■ What needs to be done: Scan the records for the word "greens". Return each line where it is found.

<<<<

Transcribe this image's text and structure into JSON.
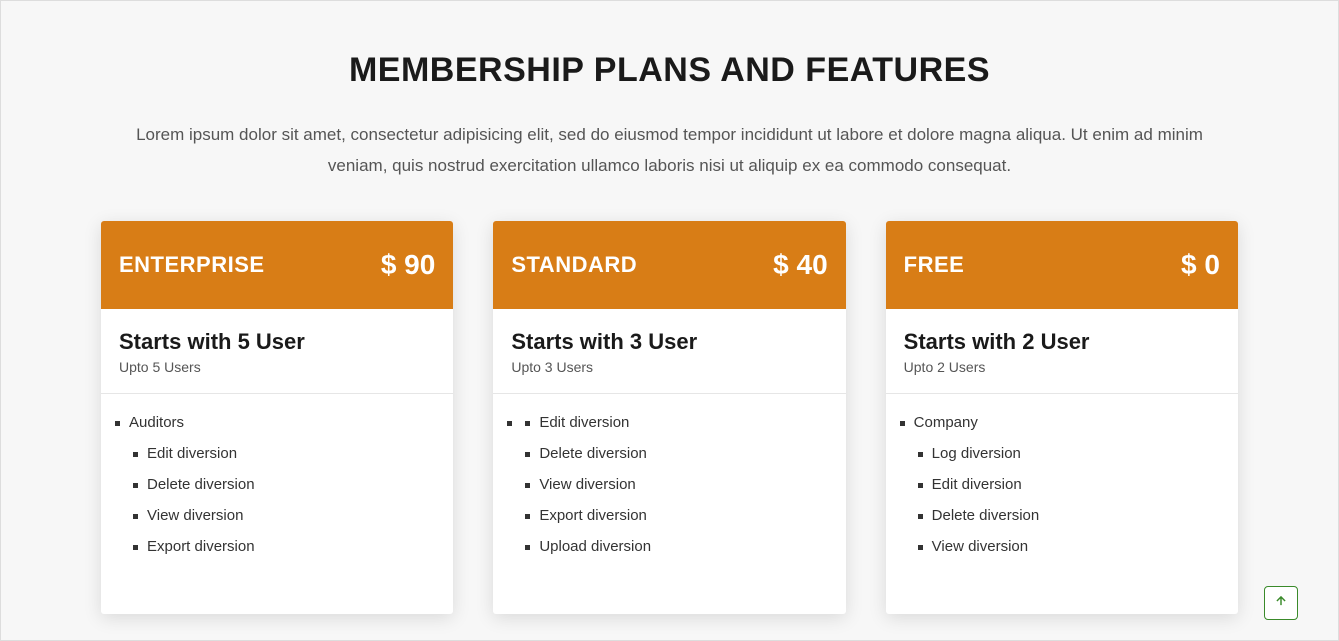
{
  "header": {
    "title": "MEMBERSHIP PLANS AND FEATURES",
    "subtitle": "Lorem ipsum dolor sit amet, consectetur adipisicing elit, sed do eiusmod tempor incididunt ut labore et dolore magna aliqua. Ut enim ad minim veniam, quis nostrud exercitation ullamco laboris nisi ut aliquip ex ea commodo consequat."
  },
  "plans": [
    {
      "name": "ENTERPRISE",
      "price": "$ 90",
      "starts": "Starts with 5 User",
      "upto": "Upto 5 Users",
      "group_label": "Auditors",
      "features": [
        "Edit diversion",
        "Delete diversion",
        "View diversion",
        "Export diversion"
      ]
    },
    {
      "name": "STANDARD",
      "price": "$ 40",
      "starts": "Starts with 3 User",
      "upto": "Upto 3 Users",
      "group_label": "",
      "features": [
        "Edit diversion",
        "Delete diversion",
        "View diversion",
        "Export diversion",
        "Upload diversion"
      ]
    },
    {
      "name": "FREE",
      "price": "$ 0",
      "starts": "Starts with 2 User",
      "upto": "Upto 2 Users",
      "group_label": "Company",
      "features": [
        "Log diversion",
        "Edit diversion",
        "Delete diversion",
        "View diversion"
      ]
    }
  ],
  "colors": {
    "accent": "#d87d16",
    "scroll_thumb": "#3a8a2a"
  }
}
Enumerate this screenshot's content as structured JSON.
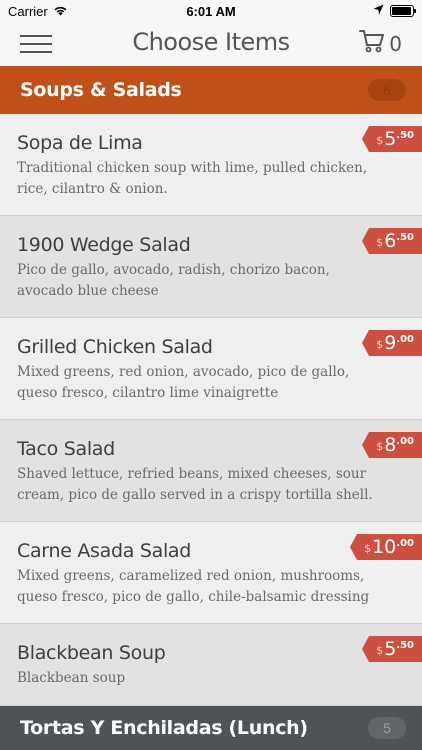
{
  "status_bar": {
    "carrier": "Carrier",
    "time": "6:01 AM",
    "battery_level": 0.95
  },
  "nav": {
    "title": "Choose Items",
    "cart_count": "0",
    "menu_icon": "hamburger-icon",
    "cart_icon": "cart-icon"
  },
  "sections": [
    {
      "title": "Soups & Salads",
      "count": "6",
      "color": "#c0501a"
    },
    {
      "title": "Tortas Y Enchiladas (Lunch)",
      "count": "5",
      "color": "#4f5459"
    }
  ],
  "items": [
    {
      "name": "Sopa de Lima",
      "description": "Traditional chicken soup with lime, pulled chicken, rice, cilantro & onion.",
      "price": {
        "dollar": "$",
        "main": "5",
        "cents": ".50"
      }
    },
    {
      "name": "1900 Wedge Salad",
      "description": "Pico de gallo, avocado, radish, chorizo bacon, avocado blue cheese",
      "price": {
        "dollar": "$",
        "main": "6",
        "cents": ".50"
      }
    },
    {
      "name": "Grilled Chicken Salad",
      "description": "Mixed greens, red onion, avocado, pico de gallo, queso fresco, cilantro lime vinaigrette",
      "price": {
        "dollar": "$",
        "main": "9",
        "cents": ".00"
      }
    },
    {
      "name": "Taco Salad",
      "description": "Shaved lettuce, refried beans, mixed cheeses, sour cream, pico de gallo served in a crispy tortilla shell.",
      "price": {
        "dollar": "$",
        "main": "8",
        "cents": ".00"
      }
    },
    {
      "name": "Carne Asada Salad",
      "description": "Mixed greens, caramelized red onion, mushrooms, queso fresco, pico de gallo, chile-balsamic dressing",
      "price": {
        "dollar": "$",
        "main": "10",
        "cents": ".00"
      }
    },
    {
      "name": "Blackbean Soup",
      "description": "Blackbean soup",
      "price": {
        "dollar": "$",
        "main": "5",
        "cents": ".50"
      }
    }
  ],
  "colors": {
    "price_tag": "#cc4f3f",
    "accent_orange": "#c0501a",
    "section_dark": "#4f5459"
  }
}
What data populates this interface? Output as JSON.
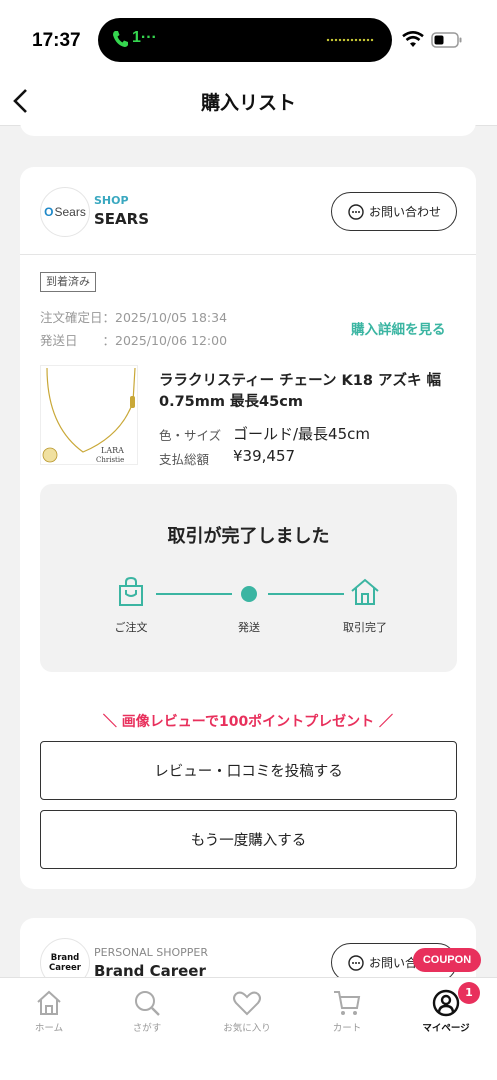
{
  "status_bar": {
    "time": "17:37",
    "call": "1···"
  },
  "nav": {
    "title": "購入リスト"
  },
  "order": {
    "shop_tag": "SHOP",
    "shop_name": "SEARS",
    "shop_logo_text": "Sears",
    "inquiry_label": "お問い合わせ",
    "status_badge": "到着済み",
    "order_date": "注文確定日：2025/10/05 18:34",
    "ship_date": "発送日　　：2025/10/06 12:00",
    "detail_link": "購入詳細を見る",
    "product_name": "ララクリスティー チェーン K18 アズキ 幅0.75mm 最長45cm",
    "product_image_text": "LARA Christie",
    "variant_label": "色・サイズ",
    "variant_value": "ゴールド/最長45cm",
    "total_label": "支払総額",
    "total_value": "¥39,457",
    "status_title": "取引が完了しました",
    "steps": [
      "ご注文",
      "発送",
      "取引完了"
    ],
    "promo": "＼ 画像レビューで100ポイントプレゼント ／",
    "review_button": "レビュー・口コミを投稿する",
    "rebuy_button": "もう一度購入する"
  },
  "next_order": {
    "shop_tag": "PERSONAL SHOPPER",
    "shop_name": "Brand Career",
    "logo_line1": "Brand",
    "logo_line2": "Career",
    "inquiry_label": "お問い合わせ"
  },
  "coupon_label": "COUPON",
  "tabbar": {
    "home": "ホーム",
    "search": "さがす",
    "favorites": "お気に入り",
    "cart": "カート",
    "mypage": "マイページ",
    "mypage_badge": "1"
  },
  "colors": {
    "accent": "#3bb5a2",
    "promo": "#e8305c",
    "shop_tag": "#3aa8c0"
  }
}
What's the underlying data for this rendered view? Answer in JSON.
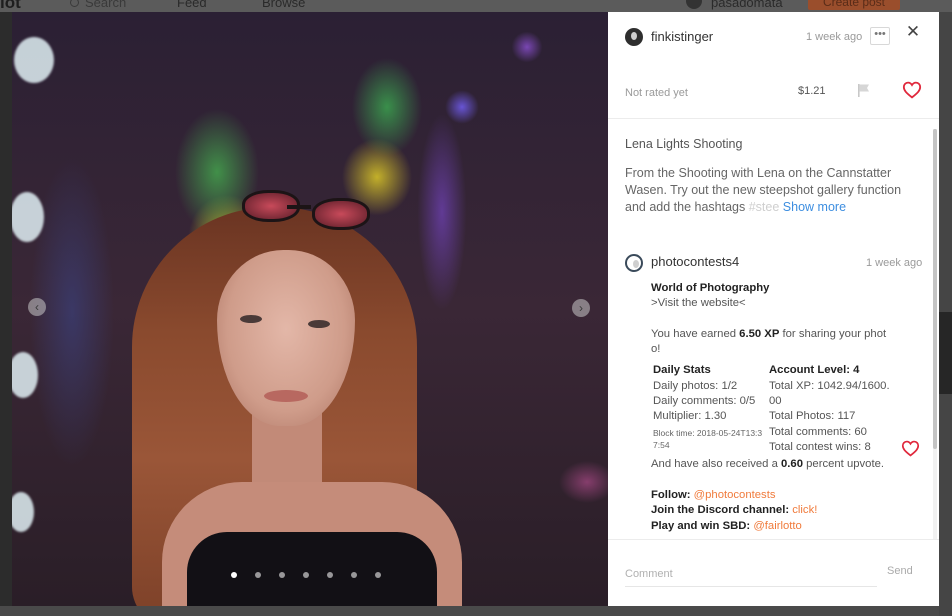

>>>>

■ Reply to the task:
      "description": "Mixed greens, red onion, avocado, pico de gallo, queso fresco, cilantro lime vinaigrette",
      "description": "Mixed greens, caramelized red onion, mushrooms, queso fresco, pico de gallo, chile-balsamic dressing",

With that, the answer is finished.